This is an awesome game I use to help teach spatial patterns and subitizing while working on structuring numbers with my first-grade math intervention group. They love it! This is the 1-6 version. The 7-12 version will be coming soon.
Goals of the lesson
Count to 100 by ones and by tens.
Understand the relationship between numbers and quantities; connect counting to cardinality.
Count to answer “how many?” questions about as many as 20 things arranged in a line, a
rectangular array, or a circle, or as many as 10 things in a scattered configuration; given a
number from 1-20, count out that many objects.
Count to 120, starting at any number less than 120. In this range, read and write numerals
and represent a number of objects with a written numeral.
Kids feel great with their bodies in motion, and I do too. Almost every lesson can be adapted to add movement. It could be as simple as showing a character’s mood through facial expression. Or it could be as complex as simulating the inner workings of an animal cell using human bodies. Seeing things from multiple perspectives increases learning.
I recently discovered the game “Scoot” which can be adapted to any subject or grade level. To play the students start at one area (desk perhaps) answering a posted question, then when directed they “scoot” to the next location (another desk maybe) to answer a different question. They keep track of their answers on a student recording sheet.
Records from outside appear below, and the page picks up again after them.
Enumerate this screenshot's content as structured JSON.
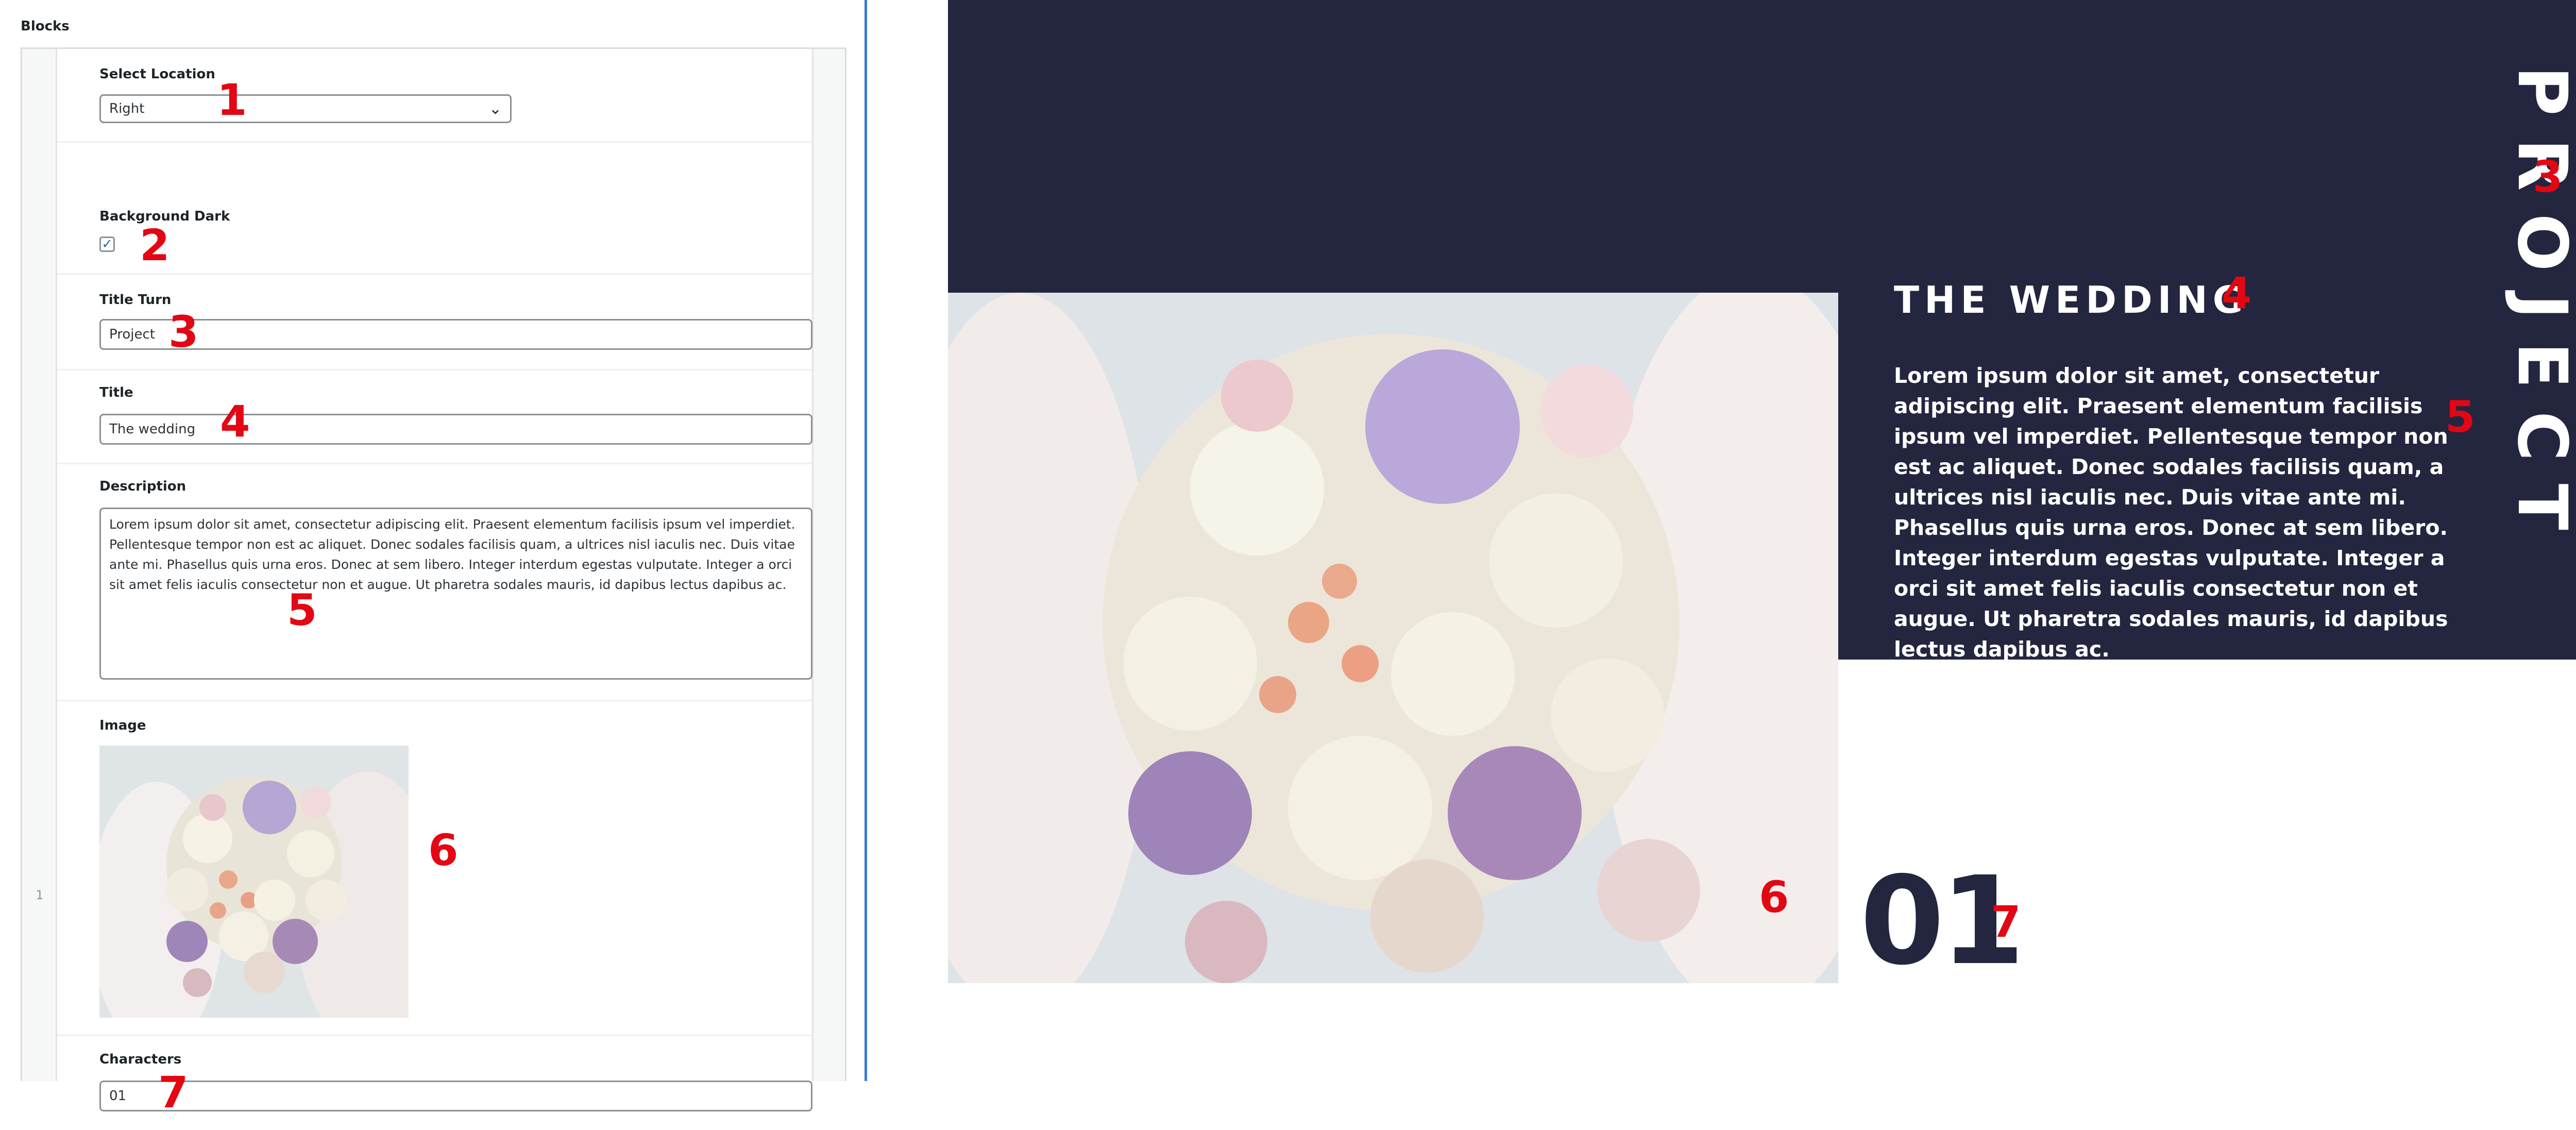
{
  "admin": {
    "panel_title": "Blocks",
    "row_number": "1",
    "fields": {
      "location": {
        "label": "Select Location",
        "value": "Right"
      },
      "background": {
        "label": "Background Dark",
        "checked": true
      },
      "title_turn": {
        "label": "Title Turn",
        "value": "Project"
      },
      "title": {
        "label": "Title",
        "value": "The wedding"
      },
      "description": {
        "label": "Description",
        "value": "Lorem ipsum dolor sit amet, consectetur adipiscing elit. Praesent elementum facilisis ipsum vel imperdiet. Pellentesque tempor non est ac aliquet. Donec sodales facilisis quam, a ultrices nisl iaculis nec. Duis vitae ante mi. Phasellus quis urna eros. Donec at sem libero. Integer interdum egestas vulputate. Integer a orci sit amet felis iaculis consectetur non et augue. Ut pharetra sodales mauris, id dapibus lectus dapibus ac."
      },
      "image": {
        "label": "Image"
      },
      "characters": {
        "label": "Characters",
        "value": "01"
      }
    }
  },
  "preview": {
    "title_turn": "PROJECT",
    "title": "THE WEDDING",
    "description": "Lorem ipsum dolor sit amet, consectetur adipiscing elit. Praesent elementum facilisis ipsum vel imperdiet. Pellentesque tempor non est ac aliquet. Donec sodales facilisis quam, a ultrices nisl iaculis nec. Duis vitae ante mi. Phasellus quis urna eros. Donec at sem libero. Integer interdum egestas vulputate. Integer a orci sit amet felis iaculis consectetur non et augue. Ut pharetra sodales mauris, id dapibus lectus dapibus ac.",
    "characters": "01"
  },
  "markers": {
    "admin": [
      "1",
      "2",
      "3",
      "4",
      "5",
      "6",
      "7"
    ],
    "preview": [
      "3",
      "4",
      "5",
      "6",
      "7"
    ]
  },
  "colors": {
    "dark_bg": "#242640",
    "marker": "#e30613",
    "accent_border": "#3a7bd5"
  },
  "icons": {
    "select_arrow": "chevron-down-icon",
    "checkbox": "checkmark-icon",
    "image": "bouquet-photo"
  }
}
You can find many printable “Scoot” games online (and better directions) by doing a simple search.
In this Ted talk by gamer Jane McGonigal, she explains her remarkable recovery from depression and illness by building 4 types of resilience – one of which includes the FUN of moving.
Crack open those games – what a great way to keep moving, build resiliency and have FUN!